The Federal Reserve on Wednesday offered a more upbeat view on the economy and signaled it could hold interest rates steady through next year.
Officials voted unanimously to hold their benchmark rate unchanged in a range of 1.5% and 1.75% at the end of a two-day policy meeting. This is the first pause after the central bank cut rates three times in successive meetings starting in July.
In their post-meeting statement, the Fed said “the current stance of monetary policy is appropriate to support sustained expansion of economic activity, strong labor market conditions, and inflation near the FOMC’s symmetric 2% objective.”
Officials removed a statement from its prior statement that “uncertainties” remained.
The Fed’s dot-plot of interest rates forecasts by officials showed no change in policy next year and only one hike in 2021. Only four of 17 officials think rates might rise next year.
Financial markets think the Fed will cut rates once over the course of next year, according to CME Group. Analysts said that is a signal investors remain worried about the economy.
The Fed’s statement and projects suggest it isn’t as worried as it had been earlier in the year.

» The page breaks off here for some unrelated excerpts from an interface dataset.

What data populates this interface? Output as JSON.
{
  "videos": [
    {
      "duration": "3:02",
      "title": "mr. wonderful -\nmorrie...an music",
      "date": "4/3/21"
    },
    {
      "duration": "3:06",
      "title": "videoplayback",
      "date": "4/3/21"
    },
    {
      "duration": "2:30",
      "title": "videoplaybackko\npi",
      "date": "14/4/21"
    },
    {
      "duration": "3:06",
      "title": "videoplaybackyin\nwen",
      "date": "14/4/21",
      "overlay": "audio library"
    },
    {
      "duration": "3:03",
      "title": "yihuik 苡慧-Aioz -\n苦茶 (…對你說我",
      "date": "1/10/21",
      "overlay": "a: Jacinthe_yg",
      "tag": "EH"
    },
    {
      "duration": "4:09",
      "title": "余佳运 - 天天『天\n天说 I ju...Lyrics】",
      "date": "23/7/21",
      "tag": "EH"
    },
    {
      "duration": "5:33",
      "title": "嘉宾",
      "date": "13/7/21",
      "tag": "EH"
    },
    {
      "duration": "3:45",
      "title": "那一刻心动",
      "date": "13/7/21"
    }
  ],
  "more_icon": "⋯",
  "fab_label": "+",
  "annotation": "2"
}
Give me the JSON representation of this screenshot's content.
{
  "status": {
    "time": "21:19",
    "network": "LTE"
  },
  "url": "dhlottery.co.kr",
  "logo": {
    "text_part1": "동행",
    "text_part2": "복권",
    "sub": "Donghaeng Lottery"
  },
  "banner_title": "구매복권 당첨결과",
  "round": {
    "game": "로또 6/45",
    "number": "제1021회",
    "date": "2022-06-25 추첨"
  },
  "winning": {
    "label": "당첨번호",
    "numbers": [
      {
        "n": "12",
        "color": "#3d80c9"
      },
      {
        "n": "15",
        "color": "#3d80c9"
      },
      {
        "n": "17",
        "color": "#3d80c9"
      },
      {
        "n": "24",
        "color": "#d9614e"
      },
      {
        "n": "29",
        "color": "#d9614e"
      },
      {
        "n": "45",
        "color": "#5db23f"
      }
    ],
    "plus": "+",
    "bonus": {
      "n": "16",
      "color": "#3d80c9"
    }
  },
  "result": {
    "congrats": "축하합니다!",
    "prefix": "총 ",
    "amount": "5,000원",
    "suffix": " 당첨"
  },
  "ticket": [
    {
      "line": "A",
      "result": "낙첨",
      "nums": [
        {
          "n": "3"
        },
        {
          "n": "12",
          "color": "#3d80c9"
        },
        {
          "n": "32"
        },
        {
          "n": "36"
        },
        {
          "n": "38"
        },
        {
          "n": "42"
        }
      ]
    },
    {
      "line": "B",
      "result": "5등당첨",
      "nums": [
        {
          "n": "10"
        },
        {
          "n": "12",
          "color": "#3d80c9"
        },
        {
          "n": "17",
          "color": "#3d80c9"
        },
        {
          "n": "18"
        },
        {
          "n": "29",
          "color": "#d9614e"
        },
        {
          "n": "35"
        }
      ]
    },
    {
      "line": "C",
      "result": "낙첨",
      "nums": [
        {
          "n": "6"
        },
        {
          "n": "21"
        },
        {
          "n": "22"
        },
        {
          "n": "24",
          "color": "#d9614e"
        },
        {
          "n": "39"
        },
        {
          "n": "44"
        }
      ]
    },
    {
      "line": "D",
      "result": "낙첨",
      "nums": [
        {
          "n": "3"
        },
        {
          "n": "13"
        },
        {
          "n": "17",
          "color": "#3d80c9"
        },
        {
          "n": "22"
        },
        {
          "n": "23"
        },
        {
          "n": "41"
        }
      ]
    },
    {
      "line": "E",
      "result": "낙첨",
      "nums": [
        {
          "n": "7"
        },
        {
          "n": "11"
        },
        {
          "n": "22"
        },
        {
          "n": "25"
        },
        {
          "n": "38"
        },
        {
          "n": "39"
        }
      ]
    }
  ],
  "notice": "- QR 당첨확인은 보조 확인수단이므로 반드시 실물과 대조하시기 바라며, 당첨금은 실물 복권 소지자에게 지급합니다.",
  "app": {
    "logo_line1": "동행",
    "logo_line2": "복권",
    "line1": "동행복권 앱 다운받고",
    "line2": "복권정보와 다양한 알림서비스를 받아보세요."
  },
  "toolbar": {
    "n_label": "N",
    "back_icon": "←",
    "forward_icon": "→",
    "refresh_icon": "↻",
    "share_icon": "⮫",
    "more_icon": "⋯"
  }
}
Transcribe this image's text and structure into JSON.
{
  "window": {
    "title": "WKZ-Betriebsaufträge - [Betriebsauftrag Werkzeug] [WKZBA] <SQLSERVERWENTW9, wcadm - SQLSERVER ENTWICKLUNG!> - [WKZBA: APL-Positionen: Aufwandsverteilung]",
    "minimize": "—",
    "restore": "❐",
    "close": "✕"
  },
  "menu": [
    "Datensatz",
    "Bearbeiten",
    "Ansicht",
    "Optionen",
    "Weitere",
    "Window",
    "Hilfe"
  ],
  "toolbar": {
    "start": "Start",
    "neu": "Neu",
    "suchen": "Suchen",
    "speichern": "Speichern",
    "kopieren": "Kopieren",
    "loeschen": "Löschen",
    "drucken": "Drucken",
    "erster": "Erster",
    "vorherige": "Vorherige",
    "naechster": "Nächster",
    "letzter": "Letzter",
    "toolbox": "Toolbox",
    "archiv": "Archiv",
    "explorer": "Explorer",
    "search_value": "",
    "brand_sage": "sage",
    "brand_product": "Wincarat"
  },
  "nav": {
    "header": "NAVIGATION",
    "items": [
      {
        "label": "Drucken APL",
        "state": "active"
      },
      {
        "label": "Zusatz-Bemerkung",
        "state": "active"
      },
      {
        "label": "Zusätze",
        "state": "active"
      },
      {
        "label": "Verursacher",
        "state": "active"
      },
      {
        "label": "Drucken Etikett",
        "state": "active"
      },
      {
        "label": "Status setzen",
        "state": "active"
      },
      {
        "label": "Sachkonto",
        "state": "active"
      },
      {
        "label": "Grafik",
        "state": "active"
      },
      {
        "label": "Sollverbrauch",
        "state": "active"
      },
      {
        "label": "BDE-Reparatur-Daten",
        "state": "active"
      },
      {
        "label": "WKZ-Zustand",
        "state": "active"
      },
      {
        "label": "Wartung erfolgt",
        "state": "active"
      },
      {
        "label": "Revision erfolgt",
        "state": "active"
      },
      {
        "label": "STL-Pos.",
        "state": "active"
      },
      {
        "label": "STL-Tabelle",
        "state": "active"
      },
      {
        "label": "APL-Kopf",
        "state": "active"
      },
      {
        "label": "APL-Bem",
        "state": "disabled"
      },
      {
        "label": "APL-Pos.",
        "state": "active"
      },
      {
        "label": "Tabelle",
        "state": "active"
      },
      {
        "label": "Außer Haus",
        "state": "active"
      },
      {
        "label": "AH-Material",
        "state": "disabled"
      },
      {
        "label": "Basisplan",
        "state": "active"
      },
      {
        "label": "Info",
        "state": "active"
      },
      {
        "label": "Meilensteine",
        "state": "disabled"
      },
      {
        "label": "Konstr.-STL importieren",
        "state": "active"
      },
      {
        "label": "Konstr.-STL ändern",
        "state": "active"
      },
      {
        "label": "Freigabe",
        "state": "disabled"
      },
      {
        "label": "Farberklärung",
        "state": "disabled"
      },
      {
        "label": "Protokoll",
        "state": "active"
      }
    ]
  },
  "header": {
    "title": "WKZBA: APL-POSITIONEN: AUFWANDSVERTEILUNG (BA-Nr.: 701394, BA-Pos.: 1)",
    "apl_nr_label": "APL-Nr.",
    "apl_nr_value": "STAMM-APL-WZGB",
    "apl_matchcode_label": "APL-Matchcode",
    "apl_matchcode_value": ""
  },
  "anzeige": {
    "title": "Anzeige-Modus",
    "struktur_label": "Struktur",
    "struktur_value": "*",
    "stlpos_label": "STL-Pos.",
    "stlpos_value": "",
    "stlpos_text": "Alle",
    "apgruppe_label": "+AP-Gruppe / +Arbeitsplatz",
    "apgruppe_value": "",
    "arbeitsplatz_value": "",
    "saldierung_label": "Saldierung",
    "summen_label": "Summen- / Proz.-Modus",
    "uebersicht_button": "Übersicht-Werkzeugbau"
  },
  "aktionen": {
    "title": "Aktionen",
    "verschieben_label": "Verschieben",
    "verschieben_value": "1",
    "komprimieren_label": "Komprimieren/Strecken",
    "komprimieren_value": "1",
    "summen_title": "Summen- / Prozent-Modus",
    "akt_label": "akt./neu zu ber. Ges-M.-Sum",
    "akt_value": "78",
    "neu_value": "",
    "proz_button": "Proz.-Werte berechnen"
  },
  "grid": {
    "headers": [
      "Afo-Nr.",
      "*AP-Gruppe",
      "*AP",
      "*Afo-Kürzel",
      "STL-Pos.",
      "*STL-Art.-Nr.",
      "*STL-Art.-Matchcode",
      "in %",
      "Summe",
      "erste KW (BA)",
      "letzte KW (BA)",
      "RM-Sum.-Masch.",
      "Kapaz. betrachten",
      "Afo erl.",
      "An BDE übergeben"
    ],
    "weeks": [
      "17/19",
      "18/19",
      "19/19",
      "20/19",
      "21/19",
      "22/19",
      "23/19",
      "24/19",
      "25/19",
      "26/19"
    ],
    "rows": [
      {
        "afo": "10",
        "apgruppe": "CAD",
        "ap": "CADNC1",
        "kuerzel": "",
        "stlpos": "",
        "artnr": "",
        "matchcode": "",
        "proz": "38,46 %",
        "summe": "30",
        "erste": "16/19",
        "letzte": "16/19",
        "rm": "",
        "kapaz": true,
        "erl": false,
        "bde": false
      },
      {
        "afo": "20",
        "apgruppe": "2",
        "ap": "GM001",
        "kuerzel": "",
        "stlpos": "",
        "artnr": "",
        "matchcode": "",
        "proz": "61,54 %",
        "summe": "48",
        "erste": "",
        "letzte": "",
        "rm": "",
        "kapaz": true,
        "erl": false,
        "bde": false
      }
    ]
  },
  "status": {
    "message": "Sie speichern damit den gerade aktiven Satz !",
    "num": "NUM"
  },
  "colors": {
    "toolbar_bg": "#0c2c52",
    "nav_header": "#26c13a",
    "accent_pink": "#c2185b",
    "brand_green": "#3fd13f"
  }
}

The central bankers lowered their forecast for the unemployment rate in 2020 to 3.5% from 3.7%.
They expect real gross domestic product to stay slightly above or below a 2% annual rate over the next three years.
“The labor market remains strong and…economic activity has been rising at a moderate rate,” the statement said.
Economists note that President Donald Trump’s unpredictable trade wars might throw the economy off course.
A Dec. 15th deadline for new tariffs on imports from China still has not been delayed, and a trade truce has still not been secured.
Jan Hatzius, chief economist at Goldman Sachs, said the Fed’s three rate cuts played a big part in improving the outlook.
The Fed’s dramatic shift from planning at the start of the year to hike rates to eventually cutting three times has eased financial conditions and bolstered the outlook for the economy, he said.
Stocks were little changed immediately after the Fed decision. The Dow Jones Industrial Average
was down 34 points
Yields on the benchmark 10-year Treasury
was down slightly at 1.816%.